Forests may be more vulnerable to pests and disease in the future

As I sit in my home office watching the autumn rains and winds strip the last remaining colourful leaves off the trees outside, I find myself in awe of the tree. There’s a primary school across the street from my house and there are several huge beautiful chestnuts in its grounds where I watched the children shelter from the sun on hot days. There’s also the spindliest little apple tree that one could imagine, which despite its size produced at least a dozen enormous apples this year!
Trees affect every aspect of our lives – they provide food, timber, pulp and fibre, but beyond this they have important ecosystem functions in the natural landscape. Trees help to regulate our climate, they store and sequester carbon (about 30% of global CO2 emissions are absorbed by forests), they store water helping to prevent floods, they purify water and they provide habitat.
However, widespread pests and diseases have taken their toll on natural forests over the past century with outbreaks seemingl…

An apple a day

by Helen RobertsName three things Somerset is famous for and most people will say cider, Cheddar cheese and the Glastonbury Festival.
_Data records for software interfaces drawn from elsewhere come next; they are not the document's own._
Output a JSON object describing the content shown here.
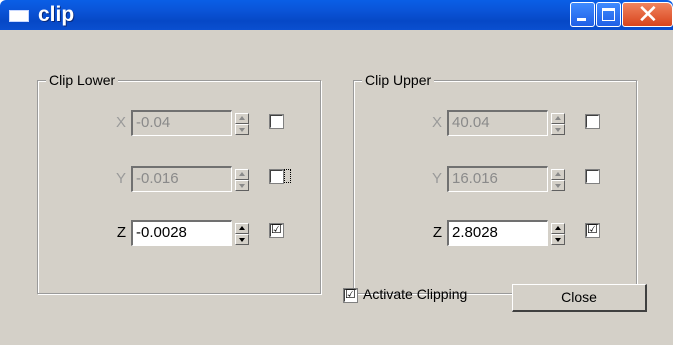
{
  "window": {
    "title": "clip"
  },
  "lower": {
    "title": "Clip Lower",
    "rows": [
      {
        "axis": "X",
        "value": "-0.04",
        "checked": false,
        "enabled": false
      },
      {
        "axis": "Y",
        "value": "-0.016",
        "checked": false,
        "enabled": false
      },
      {
        "axis": "Z",
        "value": "-0.0028",
        "checked": true,
        "enabled": true
      }
    ]
  },
  "upper": {
    "title": "Clip Upper",
    "rows": [
      {
        "axis": "X",
        "value": "40.04",
        "checked": false,
        "enabled": false
      },
      {
        "axis": "Y",
        "value": "16.016",
        "checked": false,
        "enabled": false
      },
      {
        "axis": "Z",
        "value": "2.8028",
        "checked": true,
        "enabled": true
      }
    ]
  },
  "activate": {
    "label": "Activate Clipping",
    "checked": true
  },
  "close_button": {
    "label": "Close"
  },
  "colors": {
    "titlebar": "#0a54d8",
    "panel": "#d4d0c8",
    "close_button": "#d9441c"
  },
  "check_glyph": "☑"
}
While I could certainly talk at length about cider and its versatility (particularly having enjoyed a lovely mug of mulled cider recently at bonfire night), it is where cider begins - the humble apple – that is the subject of today’s post. I live near Wells, in the heart of Somerset, and the trees in the apple orchards are positively dripping with fruit at the moment, a welcome sight for orchard growers who had a dismal season in 2012. It was National Apple Day on the 21st of October, and many places around the UK have been hosting events to celebrate England’s national fruit. Humans and the common apple have a long history together in terms of its cultivation and it is a familiar fruit throughout the world. Essentially, the richness of this sweet little fruit lies in its ordinariness.
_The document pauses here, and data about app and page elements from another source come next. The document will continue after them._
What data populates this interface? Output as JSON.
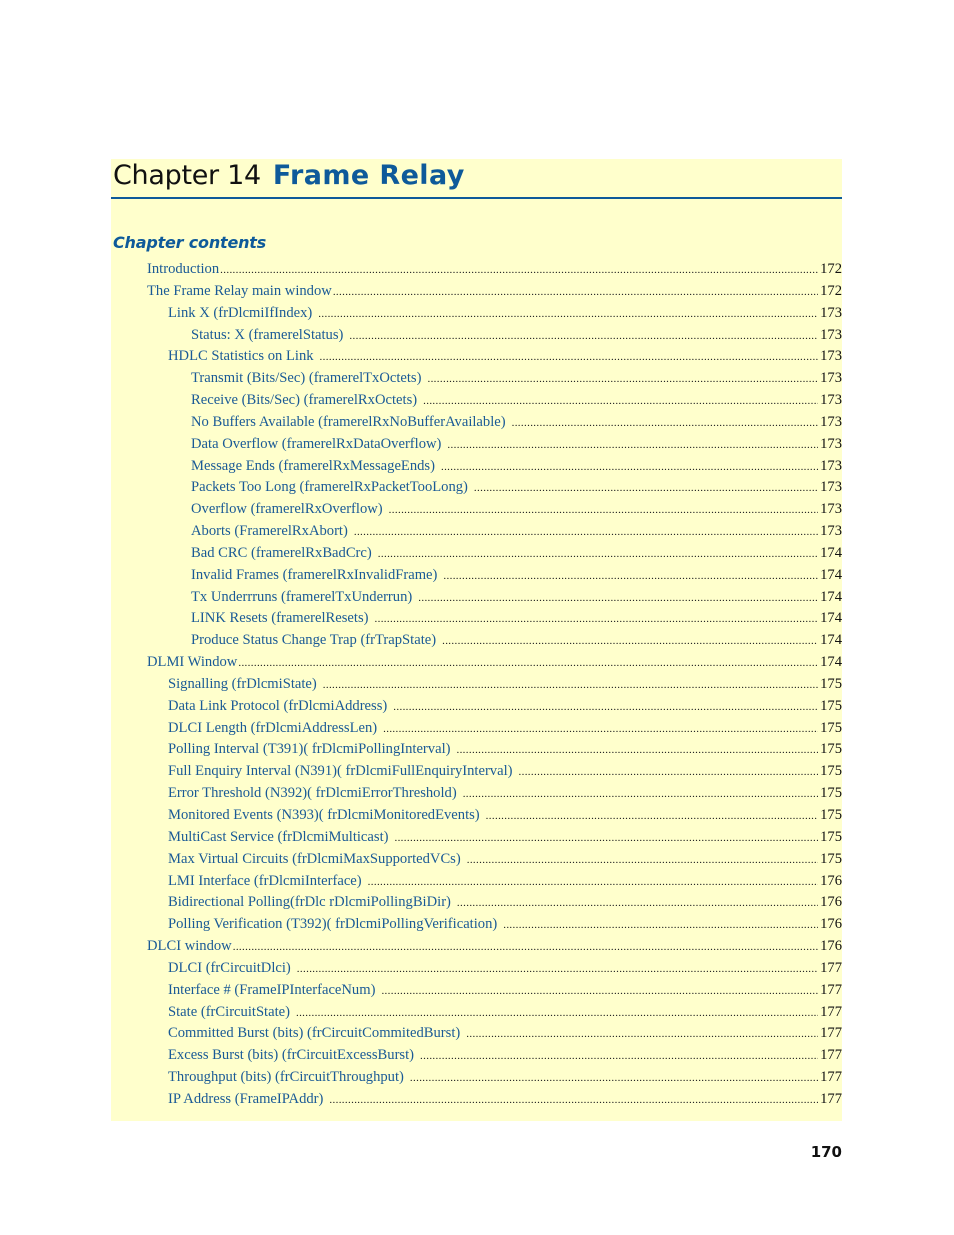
{
  "chapter": {
    "label": "Chapter 14",
    "title": "Frame Relay"
  },
  "contents_heading": "Chapter contents",
  "colors": {
    "accent": "#0e5a9a",
    "panel_background": "#ffffcc",
    "toc_text": "#1a5a96"
  },
  "toc": [
    {
      "level": 0,
      "title": "Introduction",
      "page": "172"
    },
    {
      "level": 0,
      "title": "The Frame Relay main window",
      "page": "172"
    },
    {
      "level": 1,
      "title": "Link X (frDlcmiIfIndex)",
      "page": "173"
    },
    {
      "level": 2,
      "title": "Status: X (framerelStatus)",
      "page": "173"
    },
    {
      "level": 1,
      "title": "HDLC Statistics on Link",
      "page": "173"
    },
    {
      "level": 2,
      "title": "Transmit (Bits/Sec) (framerelTxOctets)",
      "page": "173"
    },
    {
      "level": 2,
      "title": "Receive (Bits/Sec) (framerelRxOctets)",
      "page": "173"
    },
    {
      "level": 2,
      "title": "No Buffers Available (framerelRxNoBufferAvailable)",
      "page": "173"
    },
    {
      "level": 2,
      "title": "Data Overflow (framerelRxDataOverflow)",
      "page": "173"
    },
    {
      "level": 2,
      "title": "Message Ends (framerelRxMessageEnds)",
      "page": "173"
    },
    {
      "level": 2,
      "title": "Packets Too Long (framerelRxPacketTooLong)",
      "page": "173"
    },
    {
      "level": 2,
      "title": "Overflow (framerelRxOverflow)",
      "page": "173"
    },
    {
      "level": 2,
      "title": "Aborts (FramerelRxAbort)",
      "page": "173"
    },
    {
      "level": 2,
      "title": "Bad CRC (framerelRxBadCrc)",
      "page": "174"
    },
    {
      "level": 2,
      "title": "Invalid Frames (framerelRxInvalidFrame)",
      "page": "174"
    },
    {
      "level": 2,
      "title": "Tx Underrruns (framerelTxUnderrun)",
      "page": "174"
    },
    {
      "level": 2,
      "title": "LINK Resets (framerelResets)",
      "page": "174"
    },
    {
      "level": 2,
      "title": "Produce Status Change Trap (frTrapState)",
      "page": "174"
    },
    {
      "level": 0,
      "title": "DLMI Window",
      "page": "174"
    },
    {
      "level": 1,
      "title": "Signalling (frDlcmiState)",
      "page": "175"
    },
    {
      "level": 1,
      "title": "Data Link Protocol (frDlcmiAddress)",
      "page": "175"
    },
    {
      "level": 1,
      "title": "DLCI Length (frDlcmiAddressLen)",
      "page": "175"
    },
    {
      "level": 1,
      "title": "Polling Interval (T391)( frDlcmiPollingInterval)",
      "page": "175"
    },
    {
      "level": 1,
      "title": "Full Enquiry Interval (N391)( frDlcmiFullEnquiryInterval)",
      "page": "175"
    },
    {
      "level": 1,
      "title": "Error Threshold (N392)( frDlcmiErrorThreshold)",
      "page": "175"
    },
    {
      "level": 1,
      "title": "Monitored Events (N393)( frDlcmiMonitoredEvents)",
      "page": "175"
    },
    {
      "level": 1,
      "title": "MultiCast Service (frDlcmiMulticast)",
      "page": "175"
    },
    {
      "level": 1,
      "title": "Max Virtual Circuits (frDlcmiMaxSupportedVCs)",
      "page": "175"
    },
    {
      "level": 1,
      "title": "LMI Interface (frDlcmiInterface)",
      "page": "176"
    },
    {
      "level": 1,
      "title": "Bidirectional Polling(frDlc rDlcmiPollingBiDir)",
      "page": "176"
    },
    {
      "level": 1,
      "title": "Polling Verification (T392)( frDlcmiPollingVerification)",
      "page": "176"
    },
    {
      "level": 0,
      "title": "DLCI window",
      "page": "176"
    },
    {
      "level": 1,
      "title": "DLCI (frCircuitDlci)",
      "page": "177"
    },
    {
      "level": 1,
      "title": "Interface # (FrameIPInterfaceNum)",
      "page": "177"
    },
    {
      "level": 1,
      "title": "State (frCircuitState)",
      "page": "177"
    },
    {
      "level": 1,
      "title": "Committed Burst (bits) (frCircuitCommitedBurst)",
      "page": "177"
    },
    {
      "level": 1,
      "title": "Excess Burst (bits) (frCircuitExcessBurst)",
      "page": "177"
    },
    {
      "level": 1,
      "title": "Throughput (bits) (frCircuitThroughput)",
      "page": "177"
    },
    {
      "level": 1,
      "title": "IP Address (FrameIPAddr)",
      "page": "177"
    }
  ],
  "footer": {
    "page_number": "170"
  }
}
A brief history of the apple
The domestic apple (Malus domestica) is …